What is needed — An exact reproduction of the records is required, with all images left out.

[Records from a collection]
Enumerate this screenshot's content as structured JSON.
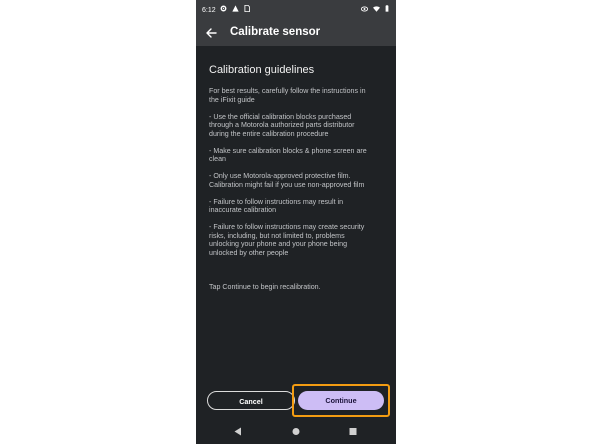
{
  "status_bar": {
    "time": "6:12",
    "left_icons": [
      "gear-icon",
      "warning-icon",
      "sim-icon"
    ],
    "right_icons": [
      "eye-icon",
      "wifi-icon",
      "battery-icon"
    ]
  },
  "app_bar": {
    "title": "Calibrate sensor",
    "back_icon": "arrow-left-icon"
  },
  "content": {
    "heading": "Calibration guidelines",
    "paragraphs": [
      "For best results, carefully follow the instructions in\nthe iFixit guide",
      "- Use the official calibration blocks purchased\nthrough a Motorola authorized parts distributor\nduring the entire calibration procedure",
      "- Make sure calibration blocks & phone screen are\nclean",
      "- Only use Motorola-approved protective film.\nCalibration might fail if you use non-approved film",
      "- Failure to follow instructions may result in\ninaccurate calibration",
      "- Failure to follow instructions may create security\nrisks, including, but not limited to, problems\nunlocking your phone and your phone being\nunlocked by other people",
      "",
      "Tap Continue to begin recalibration."
    ]
  },
  "buttons": {
    "cancel": "Cancel",
    "continue": "Continue"
  },
  "nav_bar": {
    "items": [
      "back-triangle-icon",
      "home-circle-icon",
      "recents-square-icon"
    ]
  },
  "colors": {
    "screen_bg": "#1f2225",
    "app_bar_bg": "#3a3c3f",
    "primary_button": "#cdbdf5",
    "highlight": "#f39c12"
  }
}
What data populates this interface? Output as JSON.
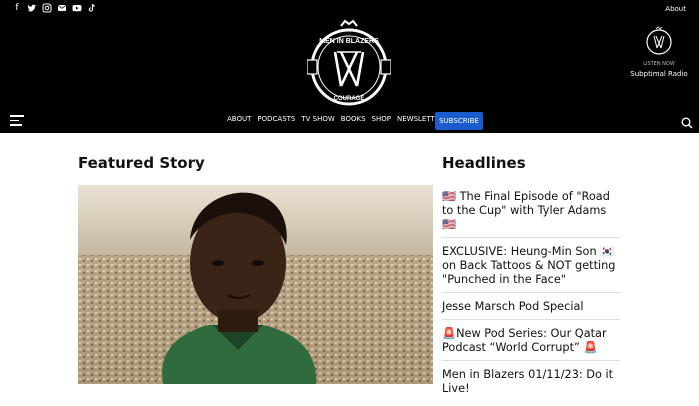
{
  "header": {
    "social_icons": [
      "facebook-icon",
      "twitter-icon",
      "instagram-icon",
      "email-icon",
      "youtube-icon",
      "tiktok-icon"
    ],
    "about_label": "About",
    "listen_now": "LISTEN NOW",
    "suboptimal_radio": "Subptimal Radio",
    "logo_text": "MEN IN BLAZERS",
    "logo_sub": "COURAGE"
  },
  "nav": {
    "items": [
      "ABOUT",
      "PODCASTS",
      "TV SHOW",
      "BOOKS",
      "SHOP",
      "NEWSLETTER"
    ],
    "subscribe": "SUBSCRIBE"
  },
  "main": {
    "featured_title": "Featured Story",
    "headlines_title": "Headlines",
    "headlines": [
      "🇺🇸 The Final Episode of \"Road to the Cup\" with Tyler Adams 🇺🇸",
      "EXCLUSIVE: Heung-Min Son 🇰🇷 on Back Tattoos & NOT getting \"Punched in the Face\"",
      "Jesse Marsch Pod Special",
      "🚨New Pod Series: Our Qatar Podcast “World Corrupt” 🚨",
      "Men in Blazers 01/11/23: Do it Live!"
    ]
  },
  "colors": {
    "header_bg": "#000000",
    "subscribe_bg": "#1a5ccc"
  }
}
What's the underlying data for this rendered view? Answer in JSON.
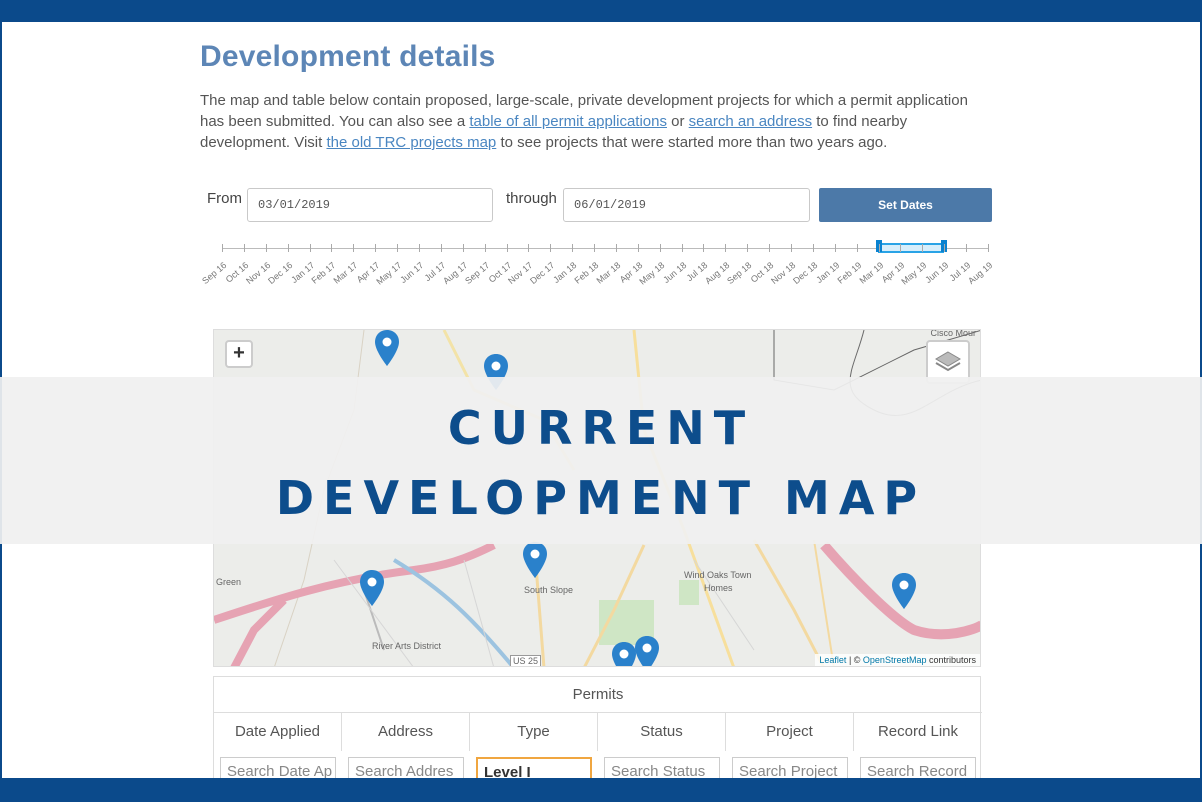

Answer space —
Enumerate this screenshot's content as structured JSON.
{
  "status_bar": {
    "time": "6:12",
    "left_icons": [
      "gear-icon",
      "warning-icon",
      "sim-icon"
    ],
    "right_icons": [
      "eye-icon",
      "wifi-icon",
      "battery-icon"
    ]
  },
  "app_bar": {
    "title": "Calibrate sensor",
    "back_icon": "arrow-left-icon"
  },
  "content": {
    "heading": "Calibration guidelines",
    "paragraphs": [
      "For best results, carefully follow the instructions in\nthe iFixit guide",
      "- Use the official calibration blocks purchased\nthrough a Motorola authorized parts distributor\nduring the entire calibration procedure",
      "- Make sure calibration blocks & phone screen are\nclean",
      "- Only use Motorola-approved protective film.\nCalibration might fail if you use non-approved film",
      "- Failure to follow instructions may result in\ninaccurate calibration",
      "- Failure to follow instructions may create security\nrisks, including, but not limited to, problems\nunlocking your phone and your phone being\nunlocked by other people",
      "",
      "Tap Continue to begin recalibration."
    ]
  },
  "buttons": {
    "cancel": "Cancel",
    "continue": "Continue"
  },
  "nav_bar": {
    "items": [
      "back-triangle-icon",
      "home-circle-icon",
      "recents-square-icon"
    ]
  },
  "colors": {
    "screen_bg": "#1f2225",
    "app_bar_bg": "#3a3c3f",
    "primary_button": "#cdbdf5",
    "highlight": "#f39c12"
  }
}
What data populates this interface? Output as JSON.
{
  "header": {
    "social_icons": [
      "facebook-icon",
      "twitter-icon",
      "instagram-icon",
      "email-icon",
      "youtube-icon",
      "tiktok-icon"
    ],
    "about_label": "About",
    "listen_now": "LISTEN NOW",
    "suboptimal_radio": "Subptimal Radio",
    "logo_text": "MEN IN BLAZERS",
    "logo_sub": "COURAGE"
  },
  "nav": {
    "items": [
      "ABOUT",
      "PODCASTS",
      "TV SHOW",
      "BOOKS",
      "SHOP",
      "NEWSLETTER"
    ],
    "subscribe": "SUBSCRIBE"
  },
  "main": {
    "featured_title": "Featured Story",
    "headlines_title": "Headlines",
    "headlines": [
      "🇺🇸 The Final Episode of \"Road to the Cup\" with Tyler Adams 🇺🇸",
      "EXCLUSIVE: Heung-Min Son 🇰🇷 on Back Tattoos & NOT getting \"Punched in the Face\"",
      "Jesse Marsch Pod Special",
      "🚨New Pod Series: Our Qatar Podcast “World Corrupt” 🚨",
      "Men in Blazers 01/11/23: Do it Live!"
    ]
  },
  "colors": {
    "header_bg": "#000000",
    "subscribe_bg": "#1a5ccc"
  }
}
What's the underlying data for this rendered view? Answer in JSON.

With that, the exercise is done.